Certainly this is a campaign that is worth celebrating in this space. So I am taken a little aback when I contact first Barkley and then Sonic and am met with what I can only describe as a polite decline in the first case, and no response at all in the second. Even when I modify my request so as to indicate this will likely be the airiest of puff pieces (could I just interview one of the actors?), my requests are met with less than indifference.

So what gives?

Well, obviously the most honest answer to this question is that Sonic doesn't want to discuss its marketing strategy in the restaurant trade press. In a recent analyst's call, the company commented that $100 million of its 2008 $190-million ad budget is going into this cable television campaign, and that's risking a lot of tater tots. Certainly the company can be cut some slack for not wanting to be too forthcoming in front of competitors.

On the other hand, as I try to find details for this column in the absence of Sonic's corporate guidance, I stumbled on another kind of story. This one has to do with a company that relies too much on the journalistic stonewall. It is a useful cautionary tale.

The bit of knowledge I feel compelled to share with Sonic, and to those who might take a similar "No thanks" strategy with the press, has to do with the increasing popularity of the democratic media platform—the Internet. Now of course the Sonic marketing team is well aware of the Internet. In fact, at one point they even (apparently) ran a YouTube-influenced contest inviting customer efforts at the ad lib-formula commercials. But along with almost all of the original ad canon, the material has largely been purged from the public record. There are probably good (read: legal) reasons for this, but a dive into the Sonic Webiverse reveals an inordinate lack of information (other than the company's own Web site) related to marketing or employee feedback.

Now control can be a very desirable commodity if you are not kidding yourself. Quite frankly, though, the Internet just sort of makes information control impossible. Take down your creative, discourage blogger links, and create a corporate policy of omerta, and what you generally get is totally unfiltered information and the abusive rants of your most vocal detractors.

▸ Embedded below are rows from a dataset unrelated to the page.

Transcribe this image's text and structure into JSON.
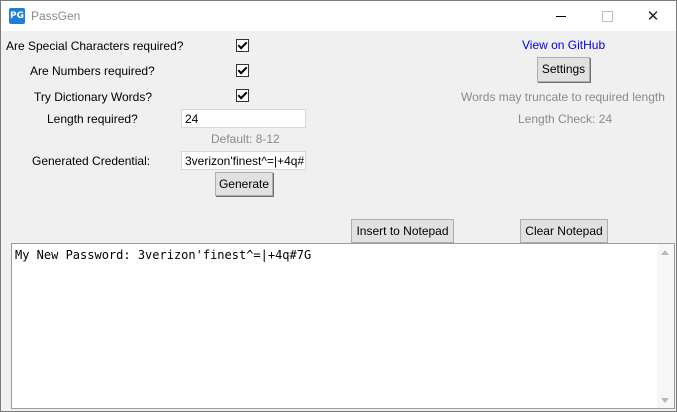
{
  "window": {
    "title": "PassGen",
    "icon_text": "PG",
    "close_glyph": "✕"
  },
  "options": {
    "special_chars_label": "Are Special Characters required?",
    "numbers_label": "Are Numbers required?",
    "dictionary_label": "Try Dictionary Words?",
    "length_label": "Length required?",
    "length_value": "24",
    "length_hint": "Default: 8-12",
    "generated_label": "Generated Credential:",
    "generated_value": "3verizon'finest^=|+4q#"
  },
  "buttons": {
    "generate": "Generate",
    "settings": "Settings",
    "insert": "Insert to Notepad",
    "clear": "Clear Notepad"
  },
  "right_panel": {
    "github_link": "View on GitHub",
    "truncate_note": "Words may truncate to required length",
    "length_check": "Length Check: 24"
  },
  "notepad": {
    "content": "My New Password: 3verizon'finest^=|+4q#7G"
  },
  "colors": {
    "link": "#0000ee",
    "hint": "#8a8a8a",
    "app_icon": "#1e7fd6"
  }
}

So left to my own devices, what I have learned is that there are a lot of people who apparently don't like the Sonic ads. In some cases the critiques are actually a form of flattery: "Why are you showing me these great ads when the nearest Sonic is a two-state drive away?" Less kind, though, are the techno-geeks who find the casual production values of the ads sophomoric. Worse is the considerable number of critics who interpret two guys sitting in a car as disturbingly non-heterosexual.

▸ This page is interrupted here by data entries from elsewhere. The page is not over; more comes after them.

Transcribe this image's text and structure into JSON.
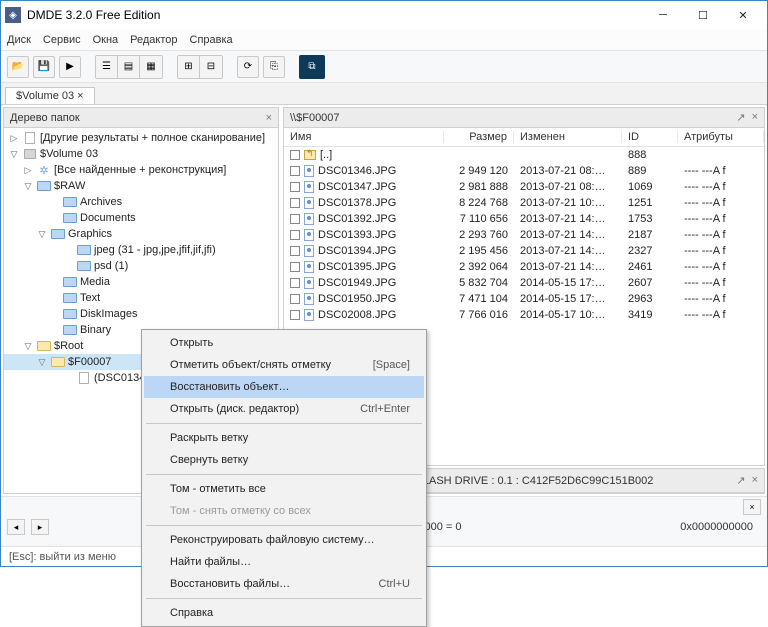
{
  "title": "DMDE 3.2.0 Free Edition",
  "menu": {
    "disk": "Диск",
    "service": "Сервис",
    "windows": "Окна",
    "editor": "Редактор",
    "help": "Справка"
  },
  "tab": "$Volume 03",
  "tree_header": "Дерево папок",
  "right_header": "\\\\$F00007",
  "tree": {
    "root": "[Другие результаты + полное сканирование]",
    "volume": "$Volume 03",
    "raw": "[Все найденные + реконструкция]",
    "sraw": "$RAW",
    "archives": "Archives",
    "documents": "Documents",
    "graphics": "Graphics",
    "jpeg": "jpeg (31 - jpg,jpe,jfif,jif,jfi)",
    "psd": "psd (1)",
    "media": "Media",
    "text": "Text",
    "diskimages": "DiskImages",
    "binary": "Binary",
    "sroot": "$Root",
    "sf": "$F00007",
    "dsc": "(DSC0134"
  },
  "cols": {
    "name": "Имя",
    "size": "Размер",
    "mod": "Изменен",
    "id": "ID",
    "attr": "Атрибуты"
  },
  "updir": "[..]",
  "updir_id": "888",
  "files": [
    {
      "name": "DSC01346.JPG",
      "size": "2 949 120",
      "mod": "2013-07-21 08:…",
      "id": "889",
      "attr": "---- ---A  f"
    },
    {
      "name": "DSC01347.JPG",
      "size": "2 981 888",
      "mod": "2013-07-21 08:…",
      "id": "1069",
      "attr": "---- ---A  f"
    },
    {
      "name": "DSC01378.JPG",
      "size": "8 224 768",
      "mod": "2013-07-21 10:…",
      "id": "1251",
      "attr": "---- ---A  f"
    },
    {
      "name": "DSC01392.JPG",
      "size": "7 110 656",
      "mod": "2013-07-21 14:…",
      "id": "1753",
      "attr": "---- ---A  f"
    },
    {
      "name": "DSC01393.JPG",
      "size": "2 293 760",
      "mod": "2013-07-21 14:…",
      "id": "2187",
      "attr": "---- ---A  f"
    },
    {
      "name": "DSC01394.JPG",
      "size": "2 195 456",
      "mod": "2013-07-21 14:…",
      "id": "2327",
      "attr": "---- ---A  f"
    },
    {
      "name": "DSC01395.JPG",
      "size": "2 392 064",
      "mod": "2013-07-21 14:…",
      "id": "2461",
      "attr": "---- ---A  f"
    },
    {
      "name": "DSC01949.JPG",
      "size": "5 832 704",
      "mod": "2014-05-15 17:…",
      "id": "2607",
      "attr": "---- ---A  f"
    },
    {
      "name": "DSC01950.JPG",
      "size": "7 471 104",
      "mod": "2014-05-15 17:…",
      "id": "2963",
      "attr": "---- ---A  f"
    },
    {
      "name": "DSC02008.JPG",
      "size": "7 766 016",
      "mod": "2014-05-17 10:…",
      "id": "3419",
      "attr": "---- ---A  f"
    }
  ],
  "device": "15.5 GB - TOSHIBA USB FLASH DRIVE : 0.1 : C412F52D6C99C151B002",
  "offsets": {
    "left": "0: 0x00007180 = 29 056  Pos: 0x0000 = 0",
    "right": "0x0000000000"
  },
  "statusbar": "[Esc]: выйти из меню",
  "cm": {
    "open": "Открыть",
    "mark": "Отметить объект/снять отметку",
    "mark_sc": "[Space]",
    "recover": "Восстановить объект…",
    "open_disk": "Открыть (диск. редактор)",
    "open_disk_sc": "Ctrl+Enter",
    "expand": "Раскрыть ветку",
    "collapse": "Свернуть ветку",
    "mark_all": "Том - отметить все",
    "unmark_all": "Том - снять отметку со всех",
    "reconstruct": "Реконструировать файловую систему…",
    "find": "Найти файлы…",
    "recover_files": "Восстановить файлы…",
    "recover_files_sc": "Ctrl+U",
    "help": "Справка"
  }
}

Now I don't know and don't care about what kind of personal life the fictional characters, or the actors who portray them—Peter Grosz, who writes for the Colbert Report; T.J. Jagodowski, who was named "best improviser" by Chicago magazine; Brian Huskey, featured in the movies Superbad and Semi-Pro; and Molly Erdman, named a "Chicagoan of the Year" by the Chicago Tribune—lead. I do know that this Second City-inspired troupe of personalities is the greatest potential PR force that any major quick-service chain has going for it. Frankly, I got more useful information and a sense of delight about Sonic's marketing from random postings in Erdman's blog, Erdmania, at www.mollyerdman.com, than I did from five years of mostly financial press releases stored on the Sonic site.

It would have been fun to interview her. Maybe if I was Jim Cramer....



Steve Weiss, a CIA graduate and veteran foodservice editor, is director of trends research with Near Bridge Consulting. Weiss can be reached at steve@qsrmagazine.com.